[Element data from apps and pages]
◇ ◇ ◇ ◇ ◇
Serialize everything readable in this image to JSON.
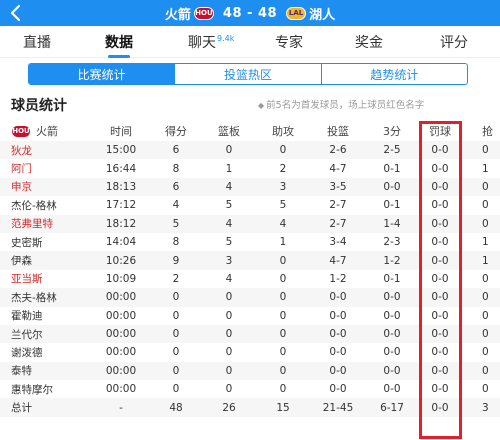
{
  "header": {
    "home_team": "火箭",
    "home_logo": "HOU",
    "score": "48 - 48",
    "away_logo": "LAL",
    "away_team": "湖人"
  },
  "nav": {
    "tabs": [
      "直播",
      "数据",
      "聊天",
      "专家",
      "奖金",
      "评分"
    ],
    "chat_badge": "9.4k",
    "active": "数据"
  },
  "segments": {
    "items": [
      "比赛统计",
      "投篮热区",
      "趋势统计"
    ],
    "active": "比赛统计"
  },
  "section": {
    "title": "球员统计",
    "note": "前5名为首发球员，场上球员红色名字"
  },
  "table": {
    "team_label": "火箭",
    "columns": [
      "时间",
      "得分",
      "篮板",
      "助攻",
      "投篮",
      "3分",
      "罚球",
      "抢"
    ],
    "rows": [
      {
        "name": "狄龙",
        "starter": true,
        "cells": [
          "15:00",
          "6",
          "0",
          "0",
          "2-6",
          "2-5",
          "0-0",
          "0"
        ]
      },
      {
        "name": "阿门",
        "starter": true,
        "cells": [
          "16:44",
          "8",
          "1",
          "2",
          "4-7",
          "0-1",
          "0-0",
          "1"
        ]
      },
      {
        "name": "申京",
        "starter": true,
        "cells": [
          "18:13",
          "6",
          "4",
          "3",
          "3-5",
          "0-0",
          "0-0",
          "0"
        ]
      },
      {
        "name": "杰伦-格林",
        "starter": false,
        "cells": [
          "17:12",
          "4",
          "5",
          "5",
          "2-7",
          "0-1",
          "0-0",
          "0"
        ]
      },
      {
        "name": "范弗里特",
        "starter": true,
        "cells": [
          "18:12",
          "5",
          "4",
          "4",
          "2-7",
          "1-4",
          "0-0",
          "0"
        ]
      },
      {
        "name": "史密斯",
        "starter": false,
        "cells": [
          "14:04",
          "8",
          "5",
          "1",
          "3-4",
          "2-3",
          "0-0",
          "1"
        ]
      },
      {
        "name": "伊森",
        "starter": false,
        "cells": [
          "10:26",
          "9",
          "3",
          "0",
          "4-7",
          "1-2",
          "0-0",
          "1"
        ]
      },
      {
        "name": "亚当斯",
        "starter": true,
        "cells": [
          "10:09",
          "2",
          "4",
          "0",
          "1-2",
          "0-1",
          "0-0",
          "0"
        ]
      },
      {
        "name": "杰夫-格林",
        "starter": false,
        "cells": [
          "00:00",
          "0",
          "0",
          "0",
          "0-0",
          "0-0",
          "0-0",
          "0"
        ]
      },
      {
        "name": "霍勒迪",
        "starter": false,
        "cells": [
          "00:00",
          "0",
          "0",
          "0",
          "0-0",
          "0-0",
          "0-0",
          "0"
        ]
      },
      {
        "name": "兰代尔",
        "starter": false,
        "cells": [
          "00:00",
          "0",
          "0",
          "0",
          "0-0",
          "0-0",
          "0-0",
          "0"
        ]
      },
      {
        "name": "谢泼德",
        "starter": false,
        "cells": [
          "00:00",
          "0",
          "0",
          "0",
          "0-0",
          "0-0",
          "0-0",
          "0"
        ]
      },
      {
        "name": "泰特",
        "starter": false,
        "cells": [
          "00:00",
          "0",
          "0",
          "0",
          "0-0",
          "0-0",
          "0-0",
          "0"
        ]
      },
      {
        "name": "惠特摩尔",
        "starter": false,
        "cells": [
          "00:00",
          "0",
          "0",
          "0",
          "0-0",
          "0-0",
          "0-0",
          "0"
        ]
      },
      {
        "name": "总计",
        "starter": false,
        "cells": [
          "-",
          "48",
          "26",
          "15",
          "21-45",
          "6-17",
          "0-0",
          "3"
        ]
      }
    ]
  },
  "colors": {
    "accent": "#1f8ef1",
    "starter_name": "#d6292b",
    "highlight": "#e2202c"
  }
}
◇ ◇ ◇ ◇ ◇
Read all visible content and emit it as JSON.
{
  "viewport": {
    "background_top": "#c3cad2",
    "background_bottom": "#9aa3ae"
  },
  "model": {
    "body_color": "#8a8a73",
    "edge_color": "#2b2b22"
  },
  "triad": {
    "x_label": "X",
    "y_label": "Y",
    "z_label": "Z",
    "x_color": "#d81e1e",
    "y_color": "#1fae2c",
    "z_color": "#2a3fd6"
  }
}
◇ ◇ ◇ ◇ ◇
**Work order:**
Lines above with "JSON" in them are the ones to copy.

**Task response:**
Serialize everything readable in this image to JSON.
Read all visible content and emit it as JSON.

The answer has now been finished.